*DATASET*
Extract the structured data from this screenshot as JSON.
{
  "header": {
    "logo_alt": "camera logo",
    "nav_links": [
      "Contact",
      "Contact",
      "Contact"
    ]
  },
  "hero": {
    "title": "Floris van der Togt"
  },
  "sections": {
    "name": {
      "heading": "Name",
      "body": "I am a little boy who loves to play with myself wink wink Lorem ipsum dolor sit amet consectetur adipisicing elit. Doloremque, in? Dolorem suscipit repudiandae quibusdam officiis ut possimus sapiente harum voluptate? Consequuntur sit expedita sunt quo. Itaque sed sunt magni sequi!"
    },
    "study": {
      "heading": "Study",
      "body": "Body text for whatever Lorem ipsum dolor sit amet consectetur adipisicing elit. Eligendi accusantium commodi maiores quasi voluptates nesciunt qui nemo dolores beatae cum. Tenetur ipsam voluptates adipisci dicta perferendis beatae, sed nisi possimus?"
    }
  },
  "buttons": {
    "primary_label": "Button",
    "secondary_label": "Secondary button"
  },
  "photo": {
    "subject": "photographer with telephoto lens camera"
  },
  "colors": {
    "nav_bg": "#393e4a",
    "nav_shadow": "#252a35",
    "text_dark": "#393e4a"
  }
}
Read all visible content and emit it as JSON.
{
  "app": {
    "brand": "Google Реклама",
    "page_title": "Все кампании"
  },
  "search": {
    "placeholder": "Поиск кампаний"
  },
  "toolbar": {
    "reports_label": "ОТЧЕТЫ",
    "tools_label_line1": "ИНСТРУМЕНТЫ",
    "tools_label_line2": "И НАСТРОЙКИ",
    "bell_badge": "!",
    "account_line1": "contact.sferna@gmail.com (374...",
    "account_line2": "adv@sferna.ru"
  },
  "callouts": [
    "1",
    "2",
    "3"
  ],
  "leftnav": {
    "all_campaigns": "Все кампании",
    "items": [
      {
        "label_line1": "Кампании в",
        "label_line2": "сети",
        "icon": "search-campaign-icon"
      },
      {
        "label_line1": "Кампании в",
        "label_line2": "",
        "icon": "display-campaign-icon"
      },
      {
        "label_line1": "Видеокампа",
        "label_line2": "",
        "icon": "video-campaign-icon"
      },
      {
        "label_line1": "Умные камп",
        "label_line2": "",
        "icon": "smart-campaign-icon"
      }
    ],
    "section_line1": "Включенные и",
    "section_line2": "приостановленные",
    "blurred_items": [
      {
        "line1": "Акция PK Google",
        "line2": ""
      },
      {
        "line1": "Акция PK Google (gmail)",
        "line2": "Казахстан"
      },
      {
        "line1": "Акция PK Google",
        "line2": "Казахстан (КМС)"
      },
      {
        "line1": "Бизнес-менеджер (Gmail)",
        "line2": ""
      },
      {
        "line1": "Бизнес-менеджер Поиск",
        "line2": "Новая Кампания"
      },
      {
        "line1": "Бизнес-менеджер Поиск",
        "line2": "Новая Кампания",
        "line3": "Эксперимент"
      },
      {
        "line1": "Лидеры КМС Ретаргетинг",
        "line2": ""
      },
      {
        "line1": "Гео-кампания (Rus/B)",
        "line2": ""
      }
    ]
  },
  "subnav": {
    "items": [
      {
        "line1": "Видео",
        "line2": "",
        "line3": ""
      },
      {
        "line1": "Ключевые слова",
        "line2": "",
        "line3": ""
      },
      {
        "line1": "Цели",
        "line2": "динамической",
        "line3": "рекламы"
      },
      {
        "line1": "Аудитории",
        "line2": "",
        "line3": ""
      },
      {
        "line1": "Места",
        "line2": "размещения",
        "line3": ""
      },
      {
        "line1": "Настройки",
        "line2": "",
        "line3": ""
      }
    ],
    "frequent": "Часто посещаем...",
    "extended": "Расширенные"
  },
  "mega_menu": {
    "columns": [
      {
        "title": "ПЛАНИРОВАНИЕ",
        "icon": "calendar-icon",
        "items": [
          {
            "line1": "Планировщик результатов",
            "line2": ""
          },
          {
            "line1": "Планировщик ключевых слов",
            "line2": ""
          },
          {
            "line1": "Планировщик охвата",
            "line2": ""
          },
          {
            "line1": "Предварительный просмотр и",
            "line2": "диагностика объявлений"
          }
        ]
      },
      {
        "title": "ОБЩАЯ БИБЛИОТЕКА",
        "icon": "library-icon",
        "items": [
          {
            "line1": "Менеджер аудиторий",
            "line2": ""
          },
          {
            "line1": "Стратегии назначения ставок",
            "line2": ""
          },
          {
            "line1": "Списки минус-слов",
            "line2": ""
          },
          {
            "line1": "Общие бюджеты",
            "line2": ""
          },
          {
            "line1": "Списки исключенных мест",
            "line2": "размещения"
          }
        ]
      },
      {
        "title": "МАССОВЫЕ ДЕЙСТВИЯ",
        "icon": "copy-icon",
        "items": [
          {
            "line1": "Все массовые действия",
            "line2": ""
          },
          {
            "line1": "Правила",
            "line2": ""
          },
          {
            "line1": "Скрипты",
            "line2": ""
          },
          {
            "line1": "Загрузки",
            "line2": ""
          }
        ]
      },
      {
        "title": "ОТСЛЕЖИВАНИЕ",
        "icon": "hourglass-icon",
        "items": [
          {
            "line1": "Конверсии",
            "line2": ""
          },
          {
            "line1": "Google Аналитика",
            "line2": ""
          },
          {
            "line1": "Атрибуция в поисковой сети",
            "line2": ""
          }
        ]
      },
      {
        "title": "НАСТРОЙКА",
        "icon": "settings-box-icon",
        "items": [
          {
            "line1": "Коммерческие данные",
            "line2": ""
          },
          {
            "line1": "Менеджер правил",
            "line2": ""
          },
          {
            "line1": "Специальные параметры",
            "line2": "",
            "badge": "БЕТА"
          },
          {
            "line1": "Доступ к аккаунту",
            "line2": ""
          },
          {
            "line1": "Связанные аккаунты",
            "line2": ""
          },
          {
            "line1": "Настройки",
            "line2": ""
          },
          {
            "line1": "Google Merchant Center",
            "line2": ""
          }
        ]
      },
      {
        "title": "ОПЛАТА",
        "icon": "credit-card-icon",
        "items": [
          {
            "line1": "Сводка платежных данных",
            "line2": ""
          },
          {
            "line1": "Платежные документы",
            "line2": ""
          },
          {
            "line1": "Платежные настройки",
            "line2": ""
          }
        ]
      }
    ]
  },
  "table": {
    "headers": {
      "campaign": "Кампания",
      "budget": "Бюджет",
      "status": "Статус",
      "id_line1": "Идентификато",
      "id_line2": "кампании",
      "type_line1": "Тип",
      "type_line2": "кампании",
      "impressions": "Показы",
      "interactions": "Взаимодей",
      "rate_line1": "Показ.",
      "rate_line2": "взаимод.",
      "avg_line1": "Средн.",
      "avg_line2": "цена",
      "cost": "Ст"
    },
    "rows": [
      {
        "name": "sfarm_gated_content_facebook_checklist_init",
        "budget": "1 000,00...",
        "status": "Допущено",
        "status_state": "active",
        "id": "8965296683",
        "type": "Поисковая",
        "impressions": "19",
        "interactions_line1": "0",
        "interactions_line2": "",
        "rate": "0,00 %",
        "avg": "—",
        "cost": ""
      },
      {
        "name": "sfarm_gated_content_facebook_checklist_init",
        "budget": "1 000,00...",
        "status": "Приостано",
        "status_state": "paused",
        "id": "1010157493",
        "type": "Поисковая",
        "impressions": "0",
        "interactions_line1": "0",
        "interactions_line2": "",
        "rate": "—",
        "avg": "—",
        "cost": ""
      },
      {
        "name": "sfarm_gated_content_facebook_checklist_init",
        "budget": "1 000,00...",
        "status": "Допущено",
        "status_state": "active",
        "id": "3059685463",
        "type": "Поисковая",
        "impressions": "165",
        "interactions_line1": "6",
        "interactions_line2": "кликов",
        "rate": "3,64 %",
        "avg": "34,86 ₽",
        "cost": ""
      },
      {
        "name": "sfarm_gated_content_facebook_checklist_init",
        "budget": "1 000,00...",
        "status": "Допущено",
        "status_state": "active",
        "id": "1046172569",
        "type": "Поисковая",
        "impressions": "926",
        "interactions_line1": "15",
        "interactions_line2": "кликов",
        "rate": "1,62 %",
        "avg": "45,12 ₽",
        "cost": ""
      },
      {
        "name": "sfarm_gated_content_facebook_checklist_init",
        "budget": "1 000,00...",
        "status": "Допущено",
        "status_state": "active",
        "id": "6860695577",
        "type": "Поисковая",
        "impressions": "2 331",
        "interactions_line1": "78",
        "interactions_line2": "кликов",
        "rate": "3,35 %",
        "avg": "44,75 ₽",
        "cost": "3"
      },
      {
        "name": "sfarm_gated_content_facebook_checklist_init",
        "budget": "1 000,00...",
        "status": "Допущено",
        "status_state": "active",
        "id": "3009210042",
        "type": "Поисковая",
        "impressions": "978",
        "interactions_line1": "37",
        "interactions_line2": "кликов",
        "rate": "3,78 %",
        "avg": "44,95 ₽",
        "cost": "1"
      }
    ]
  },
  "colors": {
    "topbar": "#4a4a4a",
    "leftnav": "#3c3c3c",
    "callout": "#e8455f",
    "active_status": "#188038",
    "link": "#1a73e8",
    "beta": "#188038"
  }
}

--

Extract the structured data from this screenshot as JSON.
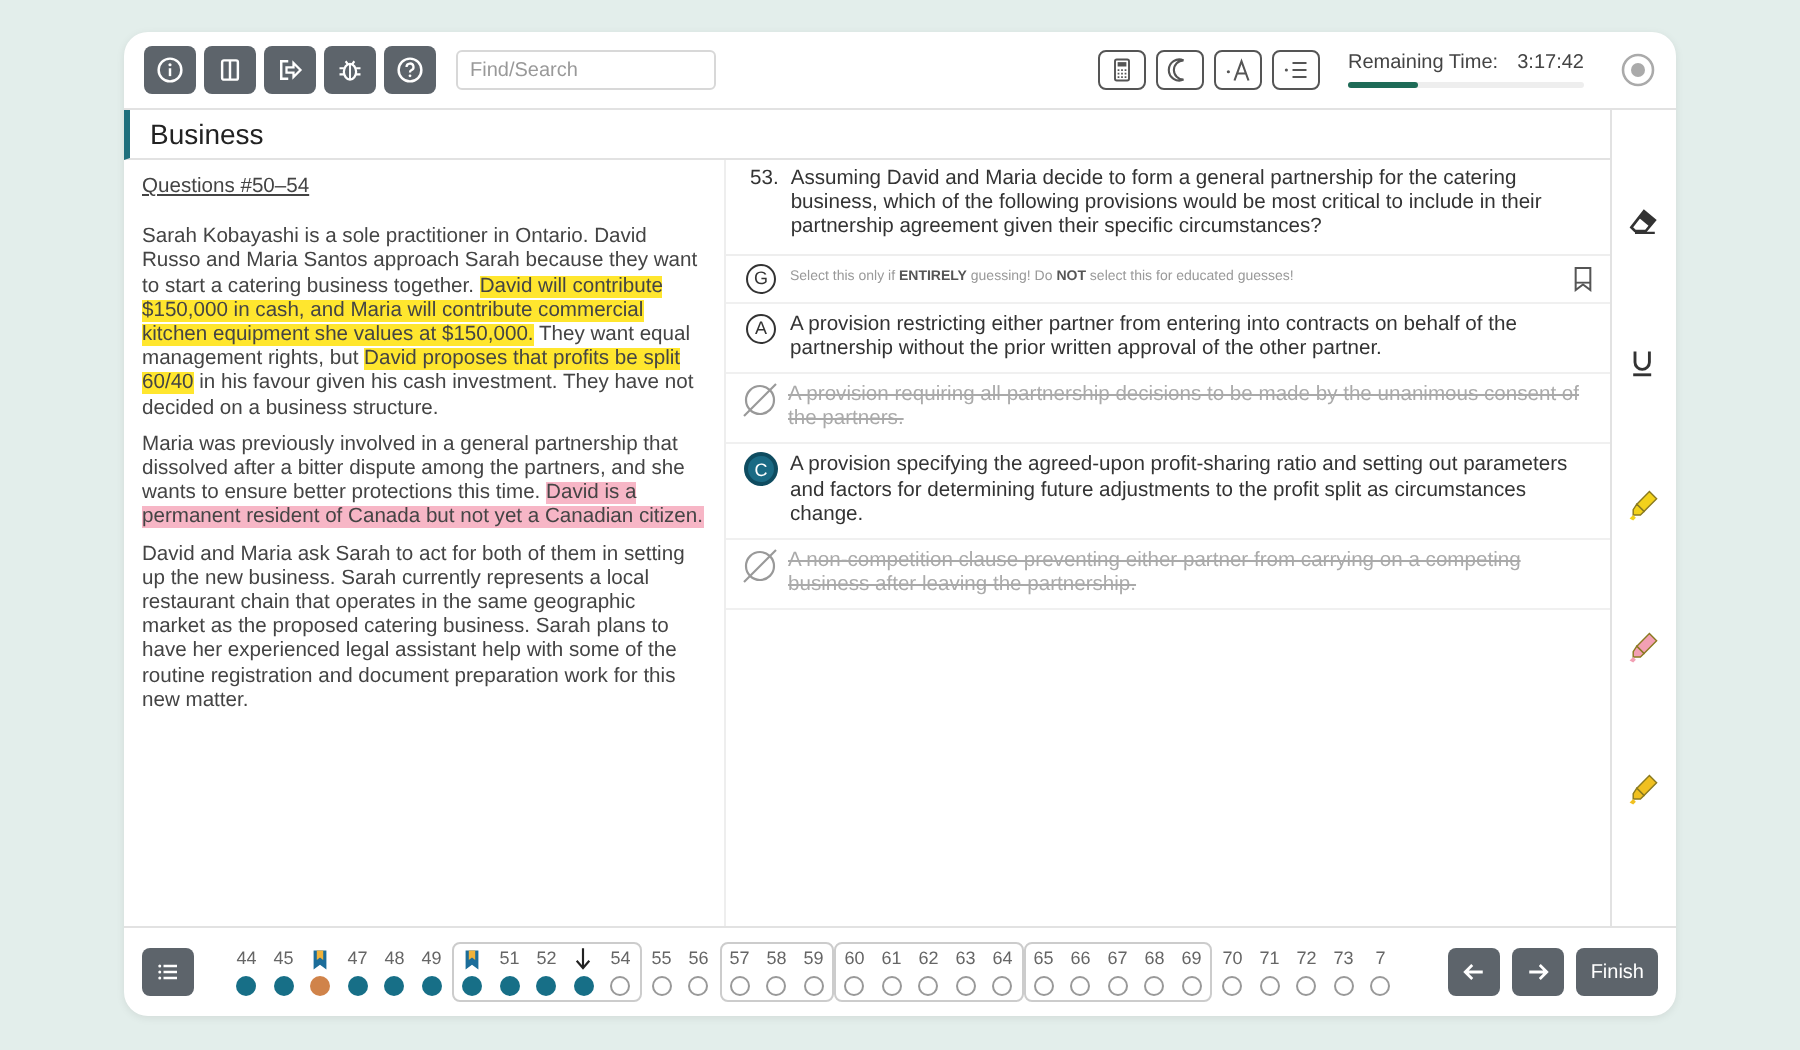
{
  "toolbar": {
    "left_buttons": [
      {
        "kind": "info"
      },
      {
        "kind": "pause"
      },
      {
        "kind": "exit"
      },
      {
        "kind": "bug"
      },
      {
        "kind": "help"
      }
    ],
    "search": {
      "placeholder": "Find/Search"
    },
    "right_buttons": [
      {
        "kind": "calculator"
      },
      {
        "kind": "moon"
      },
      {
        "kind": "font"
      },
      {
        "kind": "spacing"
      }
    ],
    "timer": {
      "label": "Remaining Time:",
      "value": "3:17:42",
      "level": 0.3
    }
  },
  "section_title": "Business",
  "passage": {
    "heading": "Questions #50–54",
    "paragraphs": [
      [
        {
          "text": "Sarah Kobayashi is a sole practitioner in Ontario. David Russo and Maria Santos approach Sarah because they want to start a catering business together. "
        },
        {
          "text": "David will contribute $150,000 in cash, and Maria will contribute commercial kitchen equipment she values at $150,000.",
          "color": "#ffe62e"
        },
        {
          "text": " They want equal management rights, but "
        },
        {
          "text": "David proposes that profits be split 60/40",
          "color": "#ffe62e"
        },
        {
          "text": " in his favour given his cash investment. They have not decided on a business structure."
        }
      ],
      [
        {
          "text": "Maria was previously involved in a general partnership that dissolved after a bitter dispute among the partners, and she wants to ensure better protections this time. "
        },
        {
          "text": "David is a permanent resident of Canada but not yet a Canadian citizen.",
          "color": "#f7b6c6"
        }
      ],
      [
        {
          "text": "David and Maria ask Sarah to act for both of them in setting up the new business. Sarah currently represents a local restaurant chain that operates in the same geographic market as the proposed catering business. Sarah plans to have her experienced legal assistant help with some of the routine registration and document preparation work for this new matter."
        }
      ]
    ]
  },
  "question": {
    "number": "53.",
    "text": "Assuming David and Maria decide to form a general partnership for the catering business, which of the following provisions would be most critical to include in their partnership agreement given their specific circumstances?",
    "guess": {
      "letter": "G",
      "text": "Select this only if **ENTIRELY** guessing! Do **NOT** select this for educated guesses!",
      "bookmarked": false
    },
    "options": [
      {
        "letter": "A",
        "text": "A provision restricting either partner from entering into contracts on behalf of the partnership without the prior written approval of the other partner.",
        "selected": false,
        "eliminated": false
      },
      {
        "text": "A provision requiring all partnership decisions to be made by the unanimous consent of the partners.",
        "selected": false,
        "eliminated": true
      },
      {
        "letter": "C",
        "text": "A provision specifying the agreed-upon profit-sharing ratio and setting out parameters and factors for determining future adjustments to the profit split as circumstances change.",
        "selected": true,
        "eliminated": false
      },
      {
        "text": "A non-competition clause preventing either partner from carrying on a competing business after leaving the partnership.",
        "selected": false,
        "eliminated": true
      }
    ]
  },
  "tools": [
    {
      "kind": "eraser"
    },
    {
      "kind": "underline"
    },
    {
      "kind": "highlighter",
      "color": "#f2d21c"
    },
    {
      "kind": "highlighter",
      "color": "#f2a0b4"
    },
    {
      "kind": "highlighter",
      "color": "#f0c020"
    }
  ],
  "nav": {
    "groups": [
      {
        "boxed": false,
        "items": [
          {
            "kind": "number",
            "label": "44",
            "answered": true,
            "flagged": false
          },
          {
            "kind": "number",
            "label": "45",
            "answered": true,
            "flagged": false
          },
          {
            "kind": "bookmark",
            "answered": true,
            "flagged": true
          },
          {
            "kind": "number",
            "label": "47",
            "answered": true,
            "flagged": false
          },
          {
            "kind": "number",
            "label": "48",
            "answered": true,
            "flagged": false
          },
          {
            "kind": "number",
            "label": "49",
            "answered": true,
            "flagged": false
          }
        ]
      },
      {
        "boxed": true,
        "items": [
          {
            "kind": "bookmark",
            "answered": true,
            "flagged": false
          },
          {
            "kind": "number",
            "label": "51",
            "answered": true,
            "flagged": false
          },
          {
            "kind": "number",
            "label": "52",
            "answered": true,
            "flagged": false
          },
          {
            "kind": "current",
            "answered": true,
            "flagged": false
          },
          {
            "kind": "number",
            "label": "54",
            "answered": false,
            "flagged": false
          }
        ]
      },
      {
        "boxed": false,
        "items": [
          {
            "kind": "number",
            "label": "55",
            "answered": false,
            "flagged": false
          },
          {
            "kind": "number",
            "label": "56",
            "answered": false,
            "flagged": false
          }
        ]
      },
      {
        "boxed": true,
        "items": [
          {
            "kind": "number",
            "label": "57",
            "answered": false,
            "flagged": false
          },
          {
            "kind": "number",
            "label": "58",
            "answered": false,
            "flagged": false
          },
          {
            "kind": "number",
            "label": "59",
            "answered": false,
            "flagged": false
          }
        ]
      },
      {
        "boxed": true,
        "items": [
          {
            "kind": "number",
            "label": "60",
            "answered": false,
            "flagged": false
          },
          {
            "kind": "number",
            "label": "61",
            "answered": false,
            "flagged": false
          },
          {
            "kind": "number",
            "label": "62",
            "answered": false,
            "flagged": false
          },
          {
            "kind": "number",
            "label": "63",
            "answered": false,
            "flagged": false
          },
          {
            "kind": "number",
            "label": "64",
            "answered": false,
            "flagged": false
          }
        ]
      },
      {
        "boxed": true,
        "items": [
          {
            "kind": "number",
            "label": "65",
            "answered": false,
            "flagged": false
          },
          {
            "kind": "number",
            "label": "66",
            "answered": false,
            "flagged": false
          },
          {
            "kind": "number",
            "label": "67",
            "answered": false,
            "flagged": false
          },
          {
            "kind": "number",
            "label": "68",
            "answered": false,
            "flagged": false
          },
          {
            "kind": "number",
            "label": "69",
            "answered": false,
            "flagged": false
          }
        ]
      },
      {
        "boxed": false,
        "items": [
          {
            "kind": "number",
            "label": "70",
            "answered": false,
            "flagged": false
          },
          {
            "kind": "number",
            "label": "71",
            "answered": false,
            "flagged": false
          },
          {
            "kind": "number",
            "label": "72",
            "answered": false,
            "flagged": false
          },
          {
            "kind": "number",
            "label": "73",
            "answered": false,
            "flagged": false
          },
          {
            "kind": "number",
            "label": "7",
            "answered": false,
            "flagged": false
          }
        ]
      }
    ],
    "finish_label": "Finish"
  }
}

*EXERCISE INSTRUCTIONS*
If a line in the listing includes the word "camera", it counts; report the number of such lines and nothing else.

*ANSWER SECTION*
2